What's the difference between i.e. and e.g.?
1650s, from Latin pneumaticus "of the wind, belonging to the air," from Greek pneumatikos "of wind or air" (which is attested mainly as "of spirit, spiritual"), from pneuma (genitive pneumatos) "the wind," also "breath" (see pneuma). Earlier was pneumatical (c.1600).
pneumatic pneu·mat·ic (nōō-māt'ĭk, nyōō-)
Of or relating to air or other gases.
Relating to respiration.
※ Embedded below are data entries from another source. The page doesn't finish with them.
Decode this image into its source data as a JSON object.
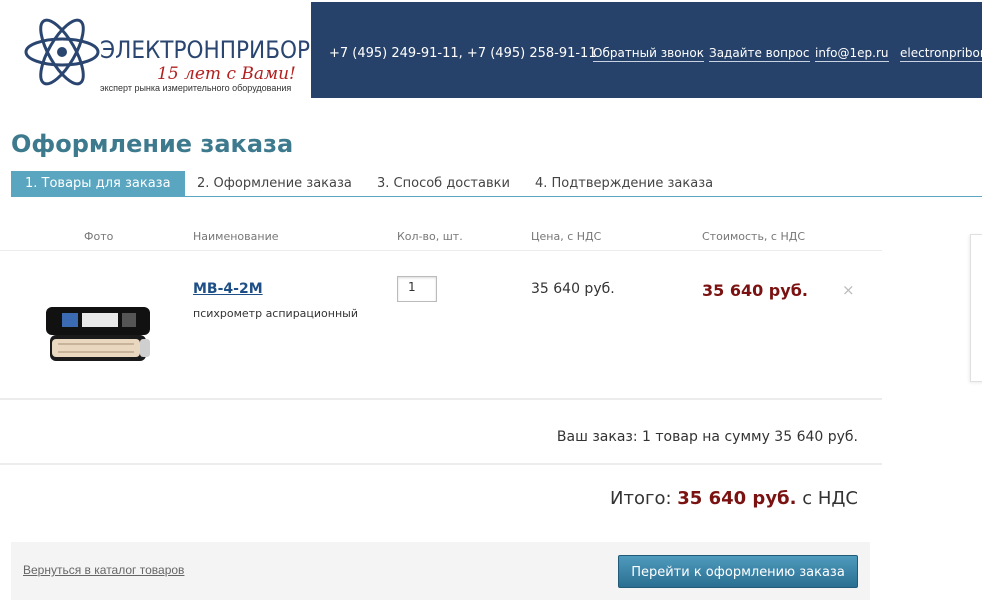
{
  "header": {
    "logo_name": "ЭЛЕКТРОНПРИБОР",
    "logo_years": "15 лет с Вами!",
    "logo_tagline": "эксперт рынка измерительного оборудования",
    "phones": "+7 (495) 249-91-11, +7 (495) 258-91-11",
    "links": [
      "Обратный звонок",
      "Задайте вопрос",
      "info@1ep.ru",
      "electronpribor"
    ],
    "colors": {
      "bar": "#27426a",
      "logo_blue": "#2a4670",
      "logo_red": "#b22020"
    }
  },
  "page_title": "Оформление заказа",
  "steps": [
    "1. Товары для заказа",
    "2. Оформление заказа",
    "3. Способ доставки",
    "4. Подтверждение заказа"
  ],
  "table": {
    "headers": [
      "Фото",
      "Наименование",
      "Кол-во, шт.",
      "Цена, с НДС",
      "Стоимость, с НДС"
    ],
    "rows": [
      {
        "name": "МВ-4-2М",
        "description": "психрометр аспирационный",
        "qty": "1",
        "price": "35 640 руб.",
        "cost": "35 640 руб.",
        "remove_icon": "×"
      }
    ]
  },
  "summary": "Ваш заказ: 1 товар на сумму 35 640 руб.",
  "total": {
    "label": "Итого:",
    "amount": "35 640 руб.",
    "suffix": "с НДС"
  },
  "footer": {
    "back_link": "Вернуться в каталог товаров",
    "checkout_button": "Перейти к оформлению заказа"
  },
  "colors": {
    "accent": "#5aa6c0",
    "price_red": "#7b1212",
    "link_blue": "#1e4f86"
  }
}
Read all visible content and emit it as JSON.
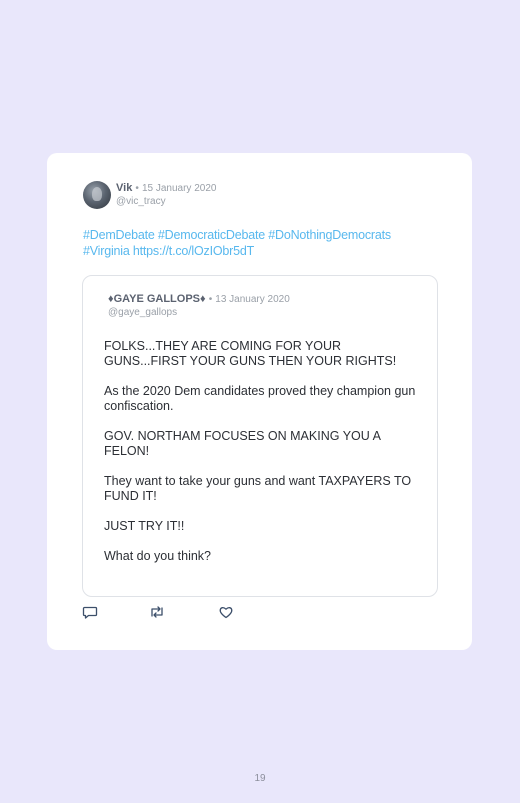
{
  "tweet": {
    "author_name": "Vik",
    "separator": "•",
    "date": "15 January 2020",
    "handle": "@vic_tracy",
    "text_line1": "#DemDebate #DemocraticDebate #DoNothingDemocrats",
    "text_line2": "#Virginia https://t.co/lOzIObr5dT"
  },
  "quoted_tweet": {
    "author_name": "♦GAYE GALLOPS♦",
    "separator": "•",
    "date": "13 January 2020",
    "handle": "@gaye_gallops",
    "paragraphs": [
      "FOLKS...THEY ARE COMING FOR YOUR GUNS...FIRST YOUR GUNS THEN YOUR RIGHTS!",
      "As the 2020 Dem candidates proved they champion gun confiscation.",
      "GOV. NORTHAM FOCUSES ON MAKING YOU A FELON!",
      "They want to take your guns and want TAXPAYERS TO FUND IT!",
      "JUST TRY IT!!",
      "What do you think?"
    ]
  },
  "actions": {
    "reply_icon": "reply-icon",
    "retweet_icon": "retweet-icon",
    "like_icon": "like-icon"
  },
  "page_number": "19"
}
Relating to a structure that is filled with air.